### Task statement
Without including any image, retype the records word for word.

[Web page and app entries]
========

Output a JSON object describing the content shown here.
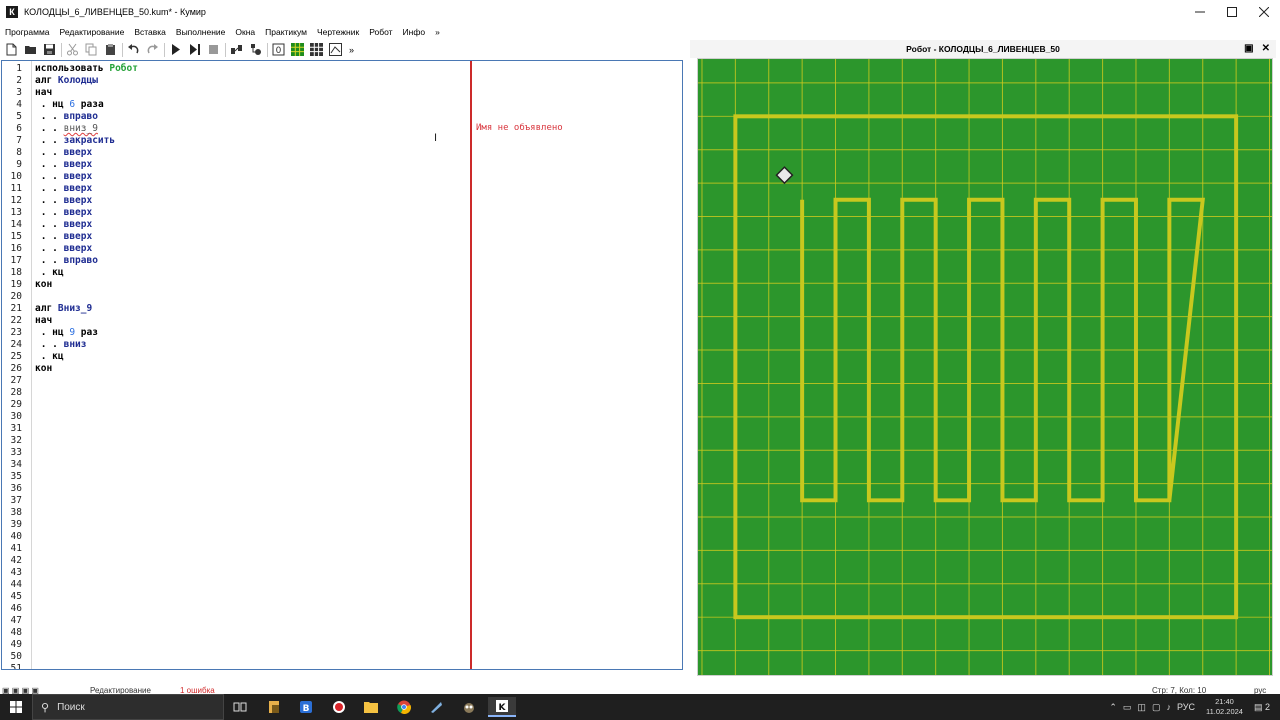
{
  "window": {
    "title": "КОЛОДЦЫ_6_ЛИВЕНЦЕВ_50.kum* - Кумир",
    "app_icon": "К"
  },
  "menu": [
    "Программа",
    "Редактирование",
    "Вставка",
    "Выполнение",
    "Окна",
    "Практикум",
    "Чертежник",
    "Робот",
    "Инфо",
    "»"
  ],
  "toolbar_more": "»",
  "editor": {
    "line_count": 51,
    "lines": [
      [
        [
          "kw",
          "использовать "
        ],
        [
          "grn",
          "Робот"
        ]
      ],
      [
        [
          "kw",
          "алг "
        ],
        [
          "id",
          "Колодцы"
        ]
      ],
      [
        [
          "kw",
          "нач"
        ]
      ],
      [
        [
          "dot",
          " . "
        ],
        [
          "kw",
          "нц "
        ],
        [
          "num",
          "6"
        ],
        [
          "kw",
          " раза"
        ]
      ],
      [
        [
          "dot",
          " . . "
        ],
        [
          "id",
          "вправо"
        ]
      ],
      [
        [
          "dot",
          " . . "
        ],
        [
          "err",
          "вниз_9"
        ]
      ],
      [
        [
          "dot",
          " . . "
        ],
        [
          "id",
          "закрасить"
        ]
      ],
      [
        [
          "dot",
          " . . "
        ],
        [
          "id",
          "вверх"
        ]
      ],
      [
        [
          "dot",
          " . . "
        ],
        [
          "id",
          "вверх"
        ]
      ],
      [
        [
          "dot",
          " . . "
        ],
        [
          "id",
          "вверх"
        ]
      ],
      [
        [
          "dot",
          " . . "
        ],
        [
          "id",
          "вверх"
        ]
      ],
      [
        [
          "dot",
          " . . "
        ],
        [
          "id",
          "вверх"
        ]
      ],
      [
        [
          "dot",
          " . . "
        ],
        [
          "id",
          "вверх"
        ]
      ],
      [
        [
          "dot",
          " . . "
        ],
        [
          "id",
          "вверх"
        ]
      ],
      [
        [
          "dot",
          " . . "
        ],
        [
          "id",
          "вверх"
        ]
      ],
      [
        [
          "dot",
          " . . "
        ],
        [
          "id",
          "вверх"
        ]
      ],
      [
        [
          "dot",
          " . . "
        ],
        [
          "id",
          "вправо"
        ]
      ],
      [
        [
          "dot",
          " . "
        ],
        [
          "kw",
          "кц"
        ]
      ],
      [
        [
          "kw",
          "кон"
        ]
      ],
      [],
      [
        [
          "kw",
          "алг "
        ],
        [
          "id",
          "Вниз_9"
        ]
      ],
      [
        [
          "kw",
          "нач"
        ]
      ],
      [
        [
          "dot",
          " . "
        ],
        [
          "kw",
          "нц "
        ],
        [
          "num",
          "9"
        ],
        [
          "kw",
          " раз"
        ]
      ],
      [
        [
          "dot",
          " . . "
        ],
        [
          "id",
          "вниз"
        ]
      ],
      [
        [
          "dot",
          " . "
        ],
        [
          "kw",
          "кц"
        ]
      ],
      [
        [
          "kw",
          "кон"
        ]
      ]
    ],
    "margin_message": "Имя не объявлено"
  },
  "robot_panel": {
    "title": "Робот  - КОЛОДЦЫ_6_ЛИВЕНЦЕВ_50",
    "grid": {
      "cols": 17,
      "rows": 18
    },
    "robot_cell": {
      "col": 2,
      "row": 3
    }
  },
  "status": {
    "mode": "Редактирование",
    "errors": "1 ошибка",
    "position": "Стр: 7, Кол: 10",
    "lang": "рус"
  },
  "taskbar": {
    "search_placeholder": "Поиск",
    "lang": "РУС",
    "time": "21:40",
    "date": "11.02.2024",
    "notifications": "2"
  },
  "colors": {
    "field_green": "#2c962c",
    "wall_yellow": "#c8c81e",
    "grid_line": "#c8c81e",
    "margin_red": "#cc2a2a",
    "error_text": "#d9363e"
  }
}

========

### Response
Output a JSON object describing the content shown here.
{
  "window": {
    "title": "КОЛОДЦЫ_6_ЛИВЕНЦЕВ_50.kum* - Кумир",
    "app_icon": "К"
  },
  "menu": [
    "Программа",
    "Редактирование",
    "Вставка",
    "Выполнение",
    "Окна",
    "Практикум",
    "Чертежник",
    "Робот",
    "Инфо",
    "»"
  ],
  "toolbar_more": "»",
  "editor": {
    "line_count": 51,
    "lines": [
      [
        [
          "kw",
          "использовать "
        ],
        [
          "grn",
          "Робот"
        ]
      ],
      [
        [
          "kw",
          "алг "
        ],
        [
          "id",
          "Колодцы"
        ]
      ],
      [
        [
          "kw",
          "нач"
        ]
      ],
      [
        [
          "dot",
          " . "
        ],
        [
          "kw",
          "нц "
        ],
        [
          "num",
          "6"
        ],
        [
          "kw",
          " раза"
        ]
      ],
      [
        [
          "dot",
          " . . "
        ],
        [
          "id",
          "вправо"
        ]
      ],
      [
        [
          "dot",
          " . . "
        ],
        [
          "err",
          "вниз_9"
        ]
      ],
      [
        [
          "dot",
          " . . "
        ],
        [
          "id",
          "закрасить"
        ]
      ],
      [
        [
          "dot",
          " . . "
        ],
        [
          "id",
          "вверх"
        ]
      ],
      [
        [
          "dot",
          " . . "
        ],
        [
          "id",
          "вверх"
        ]
      ],
      [
        [
          "dot",
          " . . "
        ],
        [
          "id",
          "вверх"
        ]
      ],
      [
        [
          "dot",
          " . . "
        ],
        [
          "id",
          "вверх"
        ]
      ],
      [
        [
          "dot",
          " . . "
        ],
        [
          "id",
          "вверх"
        ]
      ],
      [
        [
          "dot",
          " . . "
        ],
        [
          "id",
          "вверх"
        ]
      ],
      [
        [
          "dot",
          " . . "
        ],
        [
          "id",
          "вверх"
        ]
      ],
      [
        [
          "dot",
          " . . "
        ],
        [
          "id",
          "вверх"
        ]
      ],
      [
        [
          "dot",
          " . . "
        ],
        [
          "id",
          "вверх"
        ]
      ],
      [
        [
          "dot",
          " . . "
        ],
        [
          "id",
          "вправо"
        ]
      ],
      [
        [
          "dot",
          " . "
        ],
        [
          "kw",
          "кц"
        ]
      ],
      [
        [
          "kw",
          "кон"
        ]
      ],
      [],
      [
        [
          "kw",
          "алг "
        ],
        [
          "id",
          "Вниз_9"
        ]
      ],
      [
        [
          "kw",
          "нач"
        ]
      ],
      [
        [
          "dot",
          " . "
        ],
        [
          "kw",
          "нц "
        ],
        [
          "num",
          "9"
        ],
        [
          "kw",
          " раз"
        ]
      ],
      [
        [
          "dot",
          " . . "
        ],
        [
          "id",
          "вниз"
        ]
      ],
      [
        [
          "dot",
          " . "
        ],
        [
          "kw",
          "кц"
        ]
      ],
      [
        [
          "kw",
          "кон"
        ]
      ]
    ],
    "margin_message": "Имя не объявлено"
  },
  "robot_panel": {
    "title": "Робот  - КОЛОДЦЫ_6_ЛИВЕНЦЕВ_50",
    "grid": {
      "cols": 17,
      "rows": 18
    },
    "robot_cell": {
      "col": 2,
      "row": 3
    }
  },
  "status": {
    "mode": "Редактирование",
    "errors": "1 ошибка",
    "position": "Стр: 7, Кол: 10",
    "lang": "рус"
  },
  "taskbar": {
    "search_placeholder": "Поиск",
    "lang": "РУС",
    "time": "21:40",
    "date": "11.02.2024",
    "notifications": "2"
  },
  "colors": {
    "field_green": "#2c962c",
    "wall_yellow": "#c8c81e",
    "grid_line": "#c8c81e",
    "margin_red": "#cc2a2a",
    "error_text": "#d9363e"
  }
}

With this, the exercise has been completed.